> [Work instructions]:
Give back every entry exactly; drop the pictures.

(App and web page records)
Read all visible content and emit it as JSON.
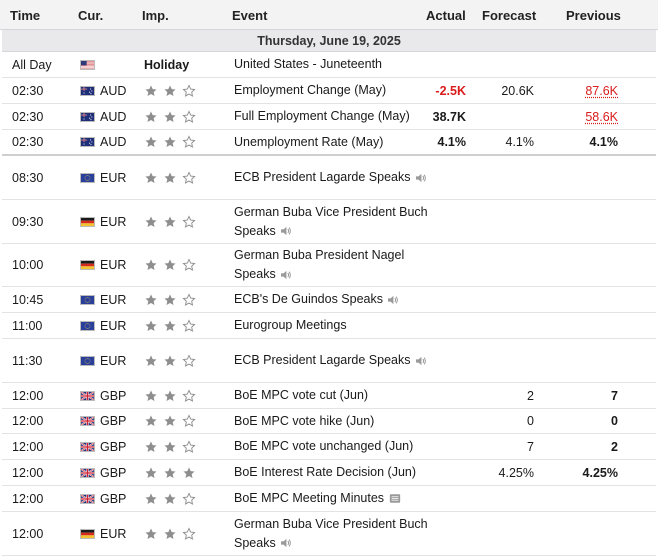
{
  "header": {
    "time": "Time",
    "cur": "Cur.",
    "imp": "Imp.",
    "event": "Event",
    "actual": "Actual",
    "forecast": "Forecast",
    "previous": "Previous"
  },
  "day_label": "Thursday, June 19, 2025",
  "rows": [
    {
      "time": "All Day",
      "flag": "us",
      "cur": "",
      "imp_label": "Holiday",
      "stars": 0,
      "event": "United States - Juneteenth",
      "actual": "",
      "forecast": "",
      "previous": ""
    },
    {
      "time": "02:30",
      "flag": "au",
      "cur": "AUD",
      "stars": 2,
      "event": "Employment Change (May)",
      "actual": "-2.5K",
      "forecast": "20.6K",
      "previous": "87.6K"
    },
    {
      "time": "02:30",
      "flag": "au",
      "cur": "AUD",
      "stars": 2,
      "event": "Full Employment Change (May)",
      "actual": "38.7K",
      "forecast": "",
      "previous": "58.6K"
    },
    {
      "time": "02:30",
      "flag": "au",
      "cur": "AUD",
      "stars": 2,
      "event": "Unemployment Rate (May)",
      "actual": "4.1%",
      "forecast": "4.1%",
      "previous": "4.1%"
    },
    {
      "time": "08:30",
      "flag": "eu",
      "cur": "EUR",
      "stars": 2,
      "event": "ECB President Lagarde Speaks",
      "actual": "",
      "forecast": "",
      "previous": ""
    },
    {
      "time": "09:30",
      "flag": "de",
      "cur": "EUR",
      "stars": 2,
      "event": "German Buba Vice President Buch Speaks",
      "actual": "",
      "forecast": "",
      "previous": ""
    },
    {
      "time": "10:00",
      "flag": "de",
      "cur": "EUR",
      "stars": 2,
      "event": "German Buba President Nagel Speaks",
      "actual": "",
      "forecast": "",
      "previous": ""
    },
    {
      "time": "10:45",
      "flag": "eu",
      "cur": "EUR",
      "stars": 2,
      "event": "ECB's De Guindos Speaks",
      "actual": "",
      "forecast": "",
      "previous": ""
    },
    {
      "time": "11:00",
      "flag": "eu",
      "cur": "EUR",
      "stars": 2,
      "event": "Eurogroup Meetings",
      "actual": "",
      "forecast": "",
      "previous": ""
    },
    {
      "time": "11:30",
      "flag": "eu",
      "cur": "EUR",
      "stars": 2,
      "event": "ECB President Lagarde Speaks",
      "actual": "",
      "forecast": "",
      "previous": ""
    },
    {
      "time": "12:00",
      "flag": "gb",
      "cur": "GBP",
      "stars": 2,
      "event": "BoE MPC vote cut (Jun)",
      "actual": "",
      "forecast": "2",
      "previous": "7"
    },
    {
      "time": "12:00",
      "flag": "gb",
      "cur": "GBP",
      "stars": 2,
      "event": "BoE MPC vote hike (Jun)",
      "actual": "",
      "forecast": "0",
      "previous": "0"
    },
    {
      "time": "12:00",
      "flag": "gb",
      "cur": "GBP",
      "stars": 2,
      "event": "BoE MPC vote unchanged (Jun)",
      "actual": "",
      "forecast": "7",
      "previous": "2"
    },
    {
      "time": "12:00",
      "flag": "gb",
      "cur": "GBP",
      "stars": 3,
      "event": "BoE Interest Rate Decision (Jun)",
      "actual": "",
      "forecast": "4.25%",
      "previous": "4.25%"
    },
    {
      "time": "12:00",
      "flag": "gb",
      "cur": "GBP",
      "stars": 2,
      "event": "BoE MPC Meeting Minutes",
      "actual": "",
      "forecast": "",
      "previous": ""
    },
    {
      "time": "12:00",
      "flag": "de",
      "cur": "EUR",
      "stars": 2,
      "event": "German Buba Vice President Buch Speaks",
      "actual": "",
      "forecast": "",
      "previous": ""
    }
  ],
  "row_icons": {
    "4": "speaker-icon",
    "5": "speaker-icon",
    "6": "speaker-icon",
    "7": "speaker-icon",
    "9": "speaker-icon",
    "14": "document-icon",
    "15": "speaker-icon"
  },
  "colors": {
    "negative": "#d91c1c",
    "star_filled": "#8e8e8e",
    "star_empty": "#8e8e8e"
  }
}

> [Response for this exercise]:
Read all visible content and emit it as JSON.
{
  "header": {
    "time": "Time",
    "cur": "Cur.",
    "imp": "Imp.",
    "event": "Event",
    "actual": "Actual",
    "forecast": "Forecast",
    "previous": "Previous"
  },
  "day_label": "Thursday, June 19, 2025",
  "rows": [
    {
      "time": "All Day",
      "flag": "us",
      "cur": "",
      "imp_label": "Holiday",
      "stars": 0,
      "event": "United States - Juneteenth",
      "actual": "",
      "forecast": "",
      "previous": ""
    },
    {
      "time": "02:30",
      "flag": "au",
      "cur": "AUD",
      "stars": 2,
      "event": "Employment Change (May)",
      "actual": "-2.5K",
      "forecast": "20.6K",
      "previous": "87.6K"
    },
    {
      "time": "02:30",
      "flag": "au",
      "cur": "AUD",
      "stars": 2,
      "event": "Full Employment Change (May)",
      "actual": "38.7K",
      "forecast": "",
      "previous": "58.6K"
    },
    {
      "time": "02:30",
      "flag": "au",
      "cur": "AUD",
      "stars": 2,
      "event": "Unemployment Rate (May)",
      "actual": "4.1%",
      "forecast": "4.1%",
      "previous": "4.1%"
    },
    {
      "time": "08:30",
      "flag": "eu",
      "cur": "EUR",
      "stars": 2,
      "event": "ECB President Lagarde Speaks",
      "actual": "",
      "forecast": "",
      "previous": ""
    },
    {
      "time": "09:30",
      "flag": "de",
      "cur": "EUR",
      "stars": 2,
      "event": "German Buba Vice President Buch Speaks",
      "actual": "",
      "forecast": "",
      "previous": ""
    },
    {
      "time": "10:00",
      "flag": "de",
      "cur": "EUR",
      "stars": 2,
      "event": "German Buba President Nagel Speaks",
      "actual": "",
      "forecast": "",
      "previous": ""
    },
    {
      "time": "10:45",
      "flag": "eu",
      "cur": "EUR",
      "stars": 2,
      "event": "ECB's De Guindos Speaks",
      "actual": "",
      "forecast": "",
      "previous": ""
    },
    {
      "time": "11:00",
      "flag": "eu",
      "cur": "EUR",
      "stars": 2,
      "event": "Eurogroup Meetings",
      "actual": "",
      "forecast": "",
      "previous": ""
    },
    {
      "time": "11:30",
      "flag": "eu",
      "cur": "EUR",
      "stars": 2,
      "event": "ECB President Lagarde Speaks",
      "actual": "",
      "forecast": "",
      "previous": ""
    },
    {
      "time": "12:00",
      "flag": "gb",
      "cur": "GBP",
      "stars": 2,
      "event": "BoE MPC vote cut (Jun)",
      "actual": "",
      "forecast": "2",
      "previous": "7"
    },
    {
      "time": "12:00",
      "flag": "gb",
      "cur": "GBP",
      "stars": 2,
      "event": "BoE MPC vote hike (Jun)",
      "actual": "",
      "forecast": "0",
      "previous": "0"
    },
    {
      "time": "12:00",
      "flag": "gb",
      "cur": "GBP",
      "stars": 2,
      "event": "BoE MPC vote unchanged (Jun)",
      "actual": "",
      "forecast": "7",
      "previous": "2"
    },
    {
      "time": "12:00",
      "flag": "gb",
      "cur": "GBP",
      "stars": 3,
      "event": "BoE Interest Rate Decision (Jun)",
      "actual": "",
      "forecast": "4.25%",
      "previous": "4.25%"
    },
    {
      "time": "12:00",
      "flag": "gb",
      "cur": "GBP",
      "stars": 2,
      "event": "BoE MPC Meeting Minutes",
      "actual": "",
      "forecast": "",
      "previous": ""
    },
    {
      "time": "12:00",
      "flag": "de",
      "cur": "EUR",
      "stars": 2,
      "event": "German Buba Vice President Buch Speaks",
      "actual": "",
      "forecast": "",
      "previous": ""
    }
  ],
  "row_icons": {
    "4": "speaker-icon",
    "5": "speaker-icon",
    "6": "speaker-icon",
    "7": "speaker-icon",
    "9": "speaker-icon",
    "14": "document-icon",
    "15": "speaker-icon"
  },
  "colors": {
    "negative": "#d91c1c",
    "star_filled": "#8e8e8e",
    "star_empty": "#8e8e8e"
  }
}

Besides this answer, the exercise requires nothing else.